§ **Work instruction**: Each line in the entries below that holds the string "Base" must be copied.

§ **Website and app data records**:

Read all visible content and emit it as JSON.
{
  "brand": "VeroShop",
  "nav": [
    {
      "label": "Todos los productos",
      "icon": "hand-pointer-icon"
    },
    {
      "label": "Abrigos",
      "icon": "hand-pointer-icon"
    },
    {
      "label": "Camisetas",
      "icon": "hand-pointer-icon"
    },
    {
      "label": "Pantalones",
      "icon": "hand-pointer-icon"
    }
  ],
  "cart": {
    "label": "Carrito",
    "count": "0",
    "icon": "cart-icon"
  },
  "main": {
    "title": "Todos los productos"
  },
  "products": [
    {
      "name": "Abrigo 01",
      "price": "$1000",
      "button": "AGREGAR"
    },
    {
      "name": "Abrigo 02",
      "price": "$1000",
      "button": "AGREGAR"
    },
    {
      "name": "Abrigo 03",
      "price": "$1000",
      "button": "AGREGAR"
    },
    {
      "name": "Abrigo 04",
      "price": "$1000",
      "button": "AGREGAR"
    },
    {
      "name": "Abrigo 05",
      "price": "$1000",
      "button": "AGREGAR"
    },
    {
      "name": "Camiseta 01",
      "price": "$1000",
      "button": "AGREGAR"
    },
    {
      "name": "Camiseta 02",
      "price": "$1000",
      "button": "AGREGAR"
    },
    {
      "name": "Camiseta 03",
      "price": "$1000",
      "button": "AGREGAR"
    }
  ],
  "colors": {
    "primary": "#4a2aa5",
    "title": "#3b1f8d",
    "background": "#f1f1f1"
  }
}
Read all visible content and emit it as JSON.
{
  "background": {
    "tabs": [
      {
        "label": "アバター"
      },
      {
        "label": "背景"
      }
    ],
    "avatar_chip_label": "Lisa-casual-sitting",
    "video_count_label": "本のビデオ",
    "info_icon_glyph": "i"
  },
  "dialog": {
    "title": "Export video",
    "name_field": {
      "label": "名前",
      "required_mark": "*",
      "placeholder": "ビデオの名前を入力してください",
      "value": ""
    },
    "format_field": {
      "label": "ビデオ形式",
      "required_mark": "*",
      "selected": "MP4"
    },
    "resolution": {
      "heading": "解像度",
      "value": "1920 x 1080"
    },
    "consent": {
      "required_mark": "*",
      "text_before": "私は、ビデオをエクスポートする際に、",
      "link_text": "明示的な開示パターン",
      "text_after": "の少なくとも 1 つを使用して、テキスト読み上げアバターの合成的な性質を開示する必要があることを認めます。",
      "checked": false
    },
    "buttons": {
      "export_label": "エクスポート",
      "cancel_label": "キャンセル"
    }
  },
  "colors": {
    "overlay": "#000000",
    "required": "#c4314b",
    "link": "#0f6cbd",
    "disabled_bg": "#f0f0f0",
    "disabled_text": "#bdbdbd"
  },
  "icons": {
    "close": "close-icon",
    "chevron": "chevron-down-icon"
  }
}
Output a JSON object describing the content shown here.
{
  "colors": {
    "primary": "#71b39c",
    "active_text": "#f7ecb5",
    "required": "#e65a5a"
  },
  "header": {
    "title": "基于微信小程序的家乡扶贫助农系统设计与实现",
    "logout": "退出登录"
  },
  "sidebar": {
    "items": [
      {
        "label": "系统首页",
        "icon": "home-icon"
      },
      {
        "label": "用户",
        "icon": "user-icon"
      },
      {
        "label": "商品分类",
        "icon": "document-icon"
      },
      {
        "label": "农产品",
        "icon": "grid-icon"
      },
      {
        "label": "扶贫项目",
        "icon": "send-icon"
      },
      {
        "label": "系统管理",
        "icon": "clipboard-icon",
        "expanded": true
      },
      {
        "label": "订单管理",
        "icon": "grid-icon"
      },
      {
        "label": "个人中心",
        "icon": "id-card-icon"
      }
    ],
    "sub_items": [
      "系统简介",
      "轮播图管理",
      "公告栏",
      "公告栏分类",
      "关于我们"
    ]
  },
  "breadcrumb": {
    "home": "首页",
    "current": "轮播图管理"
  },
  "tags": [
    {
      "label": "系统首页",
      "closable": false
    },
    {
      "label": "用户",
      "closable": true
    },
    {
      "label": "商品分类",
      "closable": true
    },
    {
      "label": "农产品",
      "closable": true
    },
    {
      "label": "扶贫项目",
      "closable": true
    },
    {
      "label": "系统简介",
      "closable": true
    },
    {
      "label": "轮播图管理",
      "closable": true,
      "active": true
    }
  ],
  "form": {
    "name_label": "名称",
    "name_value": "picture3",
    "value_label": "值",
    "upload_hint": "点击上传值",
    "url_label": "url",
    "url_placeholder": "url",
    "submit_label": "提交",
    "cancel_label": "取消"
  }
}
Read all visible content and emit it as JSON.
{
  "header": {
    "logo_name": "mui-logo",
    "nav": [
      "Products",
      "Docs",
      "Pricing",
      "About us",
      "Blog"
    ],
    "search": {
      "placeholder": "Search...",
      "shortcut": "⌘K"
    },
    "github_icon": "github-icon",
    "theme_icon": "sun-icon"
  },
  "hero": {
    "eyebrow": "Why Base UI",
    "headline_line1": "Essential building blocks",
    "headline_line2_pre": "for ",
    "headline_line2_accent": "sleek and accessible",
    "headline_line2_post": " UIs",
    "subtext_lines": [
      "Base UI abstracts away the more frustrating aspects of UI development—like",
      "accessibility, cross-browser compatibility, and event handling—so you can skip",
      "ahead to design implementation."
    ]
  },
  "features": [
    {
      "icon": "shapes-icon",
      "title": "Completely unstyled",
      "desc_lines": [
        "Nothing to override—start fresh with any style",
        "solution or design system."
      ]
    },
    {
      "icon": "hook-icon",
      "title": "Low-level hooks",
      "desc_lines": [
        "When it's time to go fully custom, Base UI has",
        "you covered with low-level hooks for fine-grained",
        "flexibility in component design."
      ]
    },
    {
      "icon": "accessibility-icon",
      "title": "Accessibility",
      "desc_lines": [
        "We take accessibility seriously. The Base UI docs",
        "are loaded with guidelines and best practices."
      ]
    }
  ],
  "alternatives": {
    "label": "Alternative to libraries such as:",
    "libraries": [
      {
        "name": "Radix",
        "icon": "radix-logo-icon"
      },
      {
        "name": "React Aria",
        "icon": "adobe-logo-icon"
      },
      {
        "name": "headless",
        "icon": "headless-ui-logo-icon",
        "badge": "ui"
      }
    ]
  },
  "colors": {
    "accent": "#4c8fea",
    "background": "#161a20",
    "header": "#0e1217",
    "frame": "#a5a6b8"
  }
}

§ **Response area**:
    "eyebrow": "Why Base UI",
      "Base UI abstracts away the more frustrating aspects of UI development—like",
        "When it's time to go fully custom, Base UI has",
        "We take accessibility seriously. The Base UI docs",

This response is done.